Someone said up the string that walking was the way humans got around for most of our history. True, it can be said that walking is an endemic behavior for humans (but not exclusive to humans)

So it can be said of art, of music and of the things we call "culture" or liberal arts...humans have done it in some form for at least 40,000 years, perhaps longer, and it does seem to be exclusive to humans. I recently heard a music professor and classical pianist recount that soldiers who had played actually made wooden piano keyboards while in captivity as POW's in Vietnam so they could practice their piano exercises. The very thought of that moved me to tears.

In times of economic difficulty, as in the recent economic crash, many schools and even colleges make their first cuts in the oldest of human arts...the liberal arts, the literature departments, etc., are the first to be sacrificed or at least injured by economic difficulty. I say now that I believe this is a mistake. We need the long view, the bigger picture of the great story of the human race, it's errors and also it's triumph, it's ability to face horrific circumstances. Some say we should be horrified or terrified of the prospect of "peak oil". Why? Did we not know this time would come? Why would be more horrified by peak oil than by a multitude of other future challenges the human race faces, and has always faced. It is good for the positively working mind to be aware of the many challenges and dangers that have always been with us, and the challenges the human race has overcome. We need to look at the human story on a grander scale than just the most recent moment, and teach our children to do likewise.

To another point mentioned on the string above, I have been recently studying the idea of "centering meditation" and centering prayer. I am not yet able to pass judgement being a newbie at this.

On physical exercise, for those fortunate enough to be near bodies of water, how many here have had any experience with rowing? I have always thought it should be particularly settling to the mind and soul...

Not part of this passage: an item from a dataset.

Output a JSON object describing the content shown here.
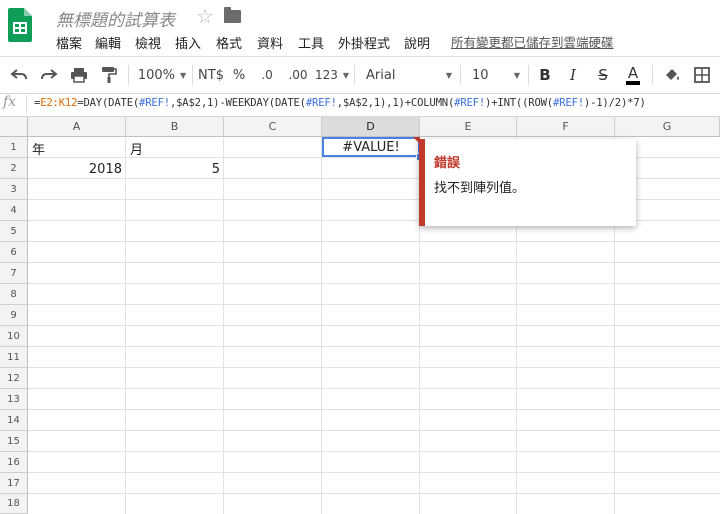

Now for a bit of food for the soul: A young artist depicts the destruction of her homeland (Ukraine) and the redemption of the human heart. Blessings to the young artists of the world:



I agree on the music, but regarding Gail's subject essay, I'd prefer that the music be one's own. Sing. Play your guitar, harmonica, concertina, whatever. There is always a place for professional performers and high-level composers (I particularly love the sextet from Donizetti's "Lucia di Lammermoor"), but we let others sing for us at our peril.

Back in the 1950's, my Dad used to rail against electronic entertainment and the rising tide of passivity. "Why dance? Turn on the Magic Box and watch the professionals do it better. Why play touch football or work-up softball? Turn on the Magic Box and watch the professionals do it better. Why sing? Turn on the Magic Box and watch the professionals do it better. Why even make love..."

Serenading helped me achieve success in courting a lovely Honduran lass (a goodly while ago).

Did anybody ever hear people singing in harmony, the voices carrying across the water? I heard "Santa Lucia" drifting across a quiet anchorage in Georgian Bay:

Sul mare luccia l'astro d'argento,
Placida è l'onda, prospero è il vento
Venite all'agile barchetta mia...
Santa Lucia! Santa Lucia!

That song was intended for singing by people, for being heard by people who hear it drifting across the water (not necessarily il golfo di Napoli).

Singing and hearing both transport our awareness.

The perfect answer: The Ukulele. Small, relatively cheap, get some spare strings and you should be able to ride the peak through with music at least!...endlessly fascinating little instrument!


I get my relaxation and meditation by running. Three or four times a week, at least 35 min. I will try walking when the going gets though (I just celebrated my 50th birthday)